■ PROBLEM
Copy each line containing "Much" from the listing below.

━━ TASK DATA

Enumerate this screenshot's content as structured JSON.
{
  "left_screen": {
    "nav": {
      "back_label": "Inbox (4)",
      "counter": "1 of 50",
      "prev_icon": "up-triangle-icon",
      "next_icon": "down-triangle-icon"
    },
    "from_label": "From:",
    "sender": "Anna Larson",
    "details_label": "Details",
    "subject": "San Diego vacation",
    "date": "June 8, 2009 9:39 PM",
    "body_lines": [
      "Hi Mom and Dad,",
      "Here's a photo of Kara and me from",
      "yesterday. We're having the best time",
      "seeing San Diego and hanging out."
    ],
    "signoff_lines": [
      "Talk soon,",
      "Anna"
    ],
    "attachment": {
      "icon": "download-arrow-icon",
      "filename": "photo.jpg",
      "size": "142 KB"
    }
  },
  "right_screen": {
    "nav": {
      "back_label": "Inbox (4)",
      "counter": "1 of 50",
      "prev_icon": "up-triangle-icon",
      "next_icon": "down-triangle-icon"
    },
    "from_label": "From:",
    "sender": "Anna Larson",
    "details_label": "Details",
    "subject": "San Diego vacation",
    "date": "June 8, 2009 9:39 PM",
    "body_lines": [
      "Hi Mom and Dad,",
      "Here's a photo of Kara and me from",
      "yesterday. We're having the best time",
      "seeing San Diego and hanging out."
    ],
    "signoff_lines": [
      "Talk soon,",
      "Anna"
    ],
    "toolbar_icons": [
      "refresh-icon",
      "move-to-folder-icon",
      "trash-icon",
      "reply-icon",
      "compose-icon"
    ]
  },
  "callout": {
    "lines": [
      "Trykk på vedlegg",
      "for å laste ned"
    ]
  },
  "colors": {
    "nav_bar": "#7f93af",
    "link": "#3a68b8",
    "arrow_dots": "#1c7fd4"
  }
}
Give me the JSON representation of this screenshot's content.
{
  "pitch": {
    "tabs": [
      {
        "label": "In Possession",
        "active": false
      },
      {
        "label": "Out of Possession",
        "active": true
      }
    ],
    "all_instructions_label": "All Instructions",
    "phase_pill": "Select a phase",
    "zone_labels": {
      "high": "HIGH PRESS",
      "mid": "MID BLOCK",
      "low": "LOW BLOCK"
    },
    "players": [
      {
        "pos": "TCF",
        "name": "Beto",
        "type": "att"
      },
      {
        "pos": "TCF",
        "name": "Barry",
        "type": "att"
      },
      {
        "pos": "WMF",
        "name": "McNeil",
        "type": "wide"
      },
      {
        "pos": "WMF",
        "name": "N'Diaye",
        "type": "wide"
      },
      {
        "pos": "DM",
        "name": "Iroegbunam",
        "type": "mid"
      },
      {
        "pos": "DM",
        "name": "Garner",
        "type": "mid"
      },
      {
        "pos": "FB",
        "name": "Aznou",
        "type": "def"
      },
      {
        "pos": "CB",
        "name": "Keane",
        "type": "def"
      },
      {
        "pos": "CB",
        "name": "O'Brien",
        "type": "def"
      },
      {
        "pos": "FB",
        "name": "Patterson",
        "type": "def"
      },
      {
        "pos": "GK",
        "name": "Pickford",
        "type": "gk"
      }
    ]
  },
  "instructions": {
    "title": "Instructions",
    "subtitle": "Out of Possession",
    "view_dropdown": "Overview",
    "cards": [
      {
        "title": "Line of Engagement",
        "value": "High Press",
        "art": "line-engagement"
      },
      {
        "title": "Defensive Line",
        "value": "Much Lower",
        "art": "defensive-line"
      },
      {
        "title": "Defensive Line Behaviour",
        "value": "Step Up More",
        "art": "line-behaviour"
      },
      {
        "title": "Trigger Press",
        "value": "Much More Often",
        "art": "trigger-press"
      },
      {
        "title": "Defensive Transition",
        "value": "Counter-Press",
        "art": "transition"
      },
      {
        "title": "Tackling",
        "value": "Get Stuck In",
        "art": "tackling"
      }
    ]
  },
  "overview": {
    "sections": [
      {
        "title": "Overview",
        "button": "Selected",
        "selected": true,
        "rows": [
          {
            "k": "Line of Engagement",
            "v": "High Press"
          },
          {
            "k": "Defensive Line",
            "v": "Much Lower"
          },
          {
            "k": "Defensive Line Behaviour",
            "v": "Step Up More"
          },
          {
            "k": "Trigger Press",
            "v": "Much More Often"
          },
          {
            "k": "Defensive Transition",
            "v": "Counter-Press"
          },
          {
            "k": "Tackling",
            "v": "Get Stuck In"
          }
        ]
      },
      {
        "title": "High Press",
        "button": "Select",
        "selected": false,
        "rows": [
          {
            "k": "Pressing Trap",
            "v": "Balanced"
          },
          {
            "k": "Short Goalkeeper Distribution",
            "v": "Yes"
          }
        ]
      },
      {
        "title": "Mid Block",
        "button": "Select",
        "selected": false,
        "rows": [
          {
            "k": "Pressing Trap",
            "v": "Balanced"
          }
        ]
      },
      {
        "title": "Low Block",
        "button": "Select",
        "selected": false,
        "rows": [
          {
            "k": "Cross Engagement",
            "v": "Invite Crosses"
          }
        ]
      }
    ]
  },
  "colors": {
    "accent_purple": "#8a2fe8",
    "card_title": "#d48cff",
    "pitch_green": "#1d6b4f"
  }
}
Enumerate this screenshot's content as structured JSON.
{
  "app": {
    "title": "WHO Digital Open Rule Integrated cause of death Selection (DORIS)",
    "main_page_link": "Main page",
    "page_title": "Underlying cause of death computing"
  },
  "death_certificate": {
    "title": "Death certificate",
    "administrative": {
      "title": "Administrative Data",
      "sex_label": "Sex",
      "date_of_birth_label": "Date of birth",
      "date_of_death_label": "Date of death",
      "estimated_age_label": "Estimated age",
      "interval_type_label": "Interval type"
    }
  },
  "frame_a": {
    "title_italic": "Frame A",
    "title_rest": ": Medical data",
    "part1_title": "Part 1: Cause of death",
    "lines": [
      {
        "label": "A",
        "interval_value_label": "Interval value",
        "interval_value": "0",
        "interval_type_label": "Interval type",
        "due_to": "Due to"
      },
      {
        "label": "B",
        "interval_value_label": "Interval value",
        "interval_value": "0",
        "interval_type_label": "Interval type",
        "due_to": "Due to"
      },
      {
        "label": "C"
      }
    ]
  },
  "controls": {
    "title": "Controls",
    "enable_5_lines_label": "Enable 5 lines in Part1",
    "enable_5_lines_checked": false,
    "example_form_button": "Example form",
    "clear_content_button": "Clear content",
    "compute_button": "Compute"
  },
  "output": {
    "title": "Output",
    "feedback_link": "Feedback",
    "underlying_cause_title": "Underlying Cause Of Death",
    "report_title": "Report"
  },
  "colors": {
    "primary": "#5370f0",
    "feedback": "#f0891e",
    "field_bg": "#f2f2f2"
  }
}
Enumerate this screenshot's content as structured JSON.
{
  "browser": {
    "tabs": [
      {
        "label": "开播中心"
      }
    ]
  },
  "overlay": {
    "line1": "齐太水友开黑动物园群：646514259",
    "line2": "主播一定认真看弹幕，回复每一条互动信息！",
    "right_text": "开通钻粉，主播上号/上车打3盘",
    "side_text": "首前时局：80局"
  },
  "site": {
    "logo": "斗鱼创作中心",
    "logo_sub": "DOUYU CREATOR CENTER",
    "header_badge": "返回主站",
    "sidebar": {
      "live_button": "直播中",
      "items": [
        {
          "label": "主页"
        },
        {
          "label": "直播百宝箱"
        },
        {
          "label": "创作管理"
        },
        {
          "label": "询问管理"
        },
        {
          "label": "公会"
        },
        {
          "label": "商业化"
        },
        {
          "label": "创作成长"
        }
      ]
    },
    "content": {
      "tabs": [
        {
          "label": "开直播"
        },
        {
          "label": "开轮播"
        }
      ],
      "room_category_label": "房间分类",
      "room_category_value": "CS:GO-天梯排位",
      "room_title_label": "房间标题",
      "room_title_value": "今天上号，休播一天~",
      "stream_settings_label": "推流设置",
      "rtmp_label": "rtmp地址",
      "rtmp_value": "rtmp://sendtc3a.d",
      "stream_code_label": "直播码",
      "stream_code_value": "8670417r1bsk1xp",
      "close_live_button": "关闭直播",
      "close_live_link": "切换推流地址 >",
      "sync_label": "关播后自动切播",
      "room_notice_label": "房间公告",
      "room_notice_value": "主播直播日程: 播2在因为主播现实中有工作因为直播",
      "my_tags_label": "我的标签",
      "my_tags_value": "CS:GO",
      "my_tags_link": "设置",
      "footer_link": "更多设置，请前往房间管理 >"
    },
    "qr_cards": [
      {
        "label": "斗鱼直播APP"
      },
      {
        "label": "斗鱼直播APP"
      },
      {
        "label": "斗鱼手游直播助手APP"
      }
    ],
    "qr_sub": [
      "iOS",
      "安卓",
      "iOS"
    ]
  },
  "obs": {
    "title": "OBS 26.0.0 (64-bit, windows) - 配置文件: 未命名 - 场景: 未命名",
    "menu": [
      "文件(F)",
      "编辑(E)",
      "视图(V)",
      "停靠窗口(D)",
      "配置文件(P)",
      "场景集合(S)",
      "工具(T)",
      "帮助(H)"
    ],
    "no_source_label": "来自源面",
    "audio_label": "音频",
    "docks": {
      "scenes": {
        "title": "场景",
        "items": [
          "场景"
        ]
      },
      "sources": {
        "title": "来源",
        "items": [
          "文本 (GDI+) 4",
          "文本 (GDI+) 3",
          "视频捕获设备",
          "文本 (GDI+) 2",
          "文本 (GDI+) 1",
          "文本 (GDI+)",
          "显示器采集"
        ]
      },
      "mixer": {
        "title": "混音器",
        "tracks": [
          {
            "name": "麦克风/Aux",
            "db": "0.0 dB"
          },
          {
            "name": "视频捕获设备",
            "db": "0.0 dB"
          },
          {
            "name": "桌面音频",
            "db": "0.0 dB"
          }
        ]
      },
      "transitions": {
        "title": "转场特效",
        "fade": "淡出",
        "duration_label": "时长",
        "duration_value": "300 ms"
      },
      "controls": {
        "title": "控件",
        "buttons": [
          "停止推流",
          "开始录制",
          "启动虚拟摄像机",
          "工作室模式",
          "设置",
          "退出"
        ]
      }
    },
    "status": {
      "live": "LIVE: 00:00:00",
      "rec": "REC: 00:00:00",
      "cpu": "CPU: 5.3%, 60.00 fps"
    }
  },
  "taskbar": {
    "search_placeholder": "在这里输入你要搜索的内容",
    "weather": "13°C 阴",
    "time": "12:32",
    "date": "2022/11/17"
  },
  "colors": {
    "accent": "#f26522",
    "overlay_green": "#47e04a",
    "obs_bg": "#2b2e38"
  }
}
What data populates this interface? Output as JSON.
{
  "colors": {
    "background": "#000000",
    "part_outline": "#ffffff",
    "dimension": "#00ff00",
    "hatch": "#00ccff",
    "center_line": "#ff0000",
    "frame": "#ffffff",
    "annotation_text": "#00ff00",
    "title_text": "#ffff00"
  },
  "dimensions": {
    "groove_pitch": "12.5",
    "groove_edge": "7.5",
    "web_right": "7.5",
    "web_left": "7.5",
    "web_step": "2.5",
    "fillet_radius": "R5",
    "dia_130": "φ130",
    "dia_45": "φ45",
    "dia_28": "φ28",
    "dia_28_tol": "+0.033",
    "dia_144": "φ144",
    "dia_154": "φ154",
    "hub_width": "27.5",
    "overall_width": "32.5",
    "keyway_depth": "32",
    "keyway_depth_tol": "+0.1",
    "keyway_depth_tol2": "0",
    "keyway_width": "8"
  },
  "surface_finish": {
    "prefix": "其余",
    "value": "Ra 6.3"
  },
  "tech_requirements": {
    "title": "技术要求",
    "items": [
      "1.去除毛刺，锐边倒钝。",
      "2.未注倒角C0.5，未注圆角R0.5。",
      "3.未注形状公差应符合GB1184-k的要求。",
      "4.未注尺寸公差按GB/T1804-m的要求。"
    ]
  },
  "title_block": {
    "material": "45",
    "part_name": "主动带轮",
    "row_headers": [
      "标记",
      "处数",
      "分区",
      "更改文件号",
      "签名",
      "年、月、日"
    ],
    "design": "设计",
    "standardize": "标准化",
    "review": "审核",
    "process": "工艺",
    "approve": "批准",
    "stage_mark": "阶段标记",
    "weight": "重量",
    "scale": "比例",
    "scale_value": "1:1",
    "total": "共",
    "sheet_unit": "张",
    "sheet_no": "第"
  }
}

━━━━

■ RESULT
        "value": "Much Lower",
        "value": "Much More Often",
            "v": "Much Lower"
            "v": "Much More Often"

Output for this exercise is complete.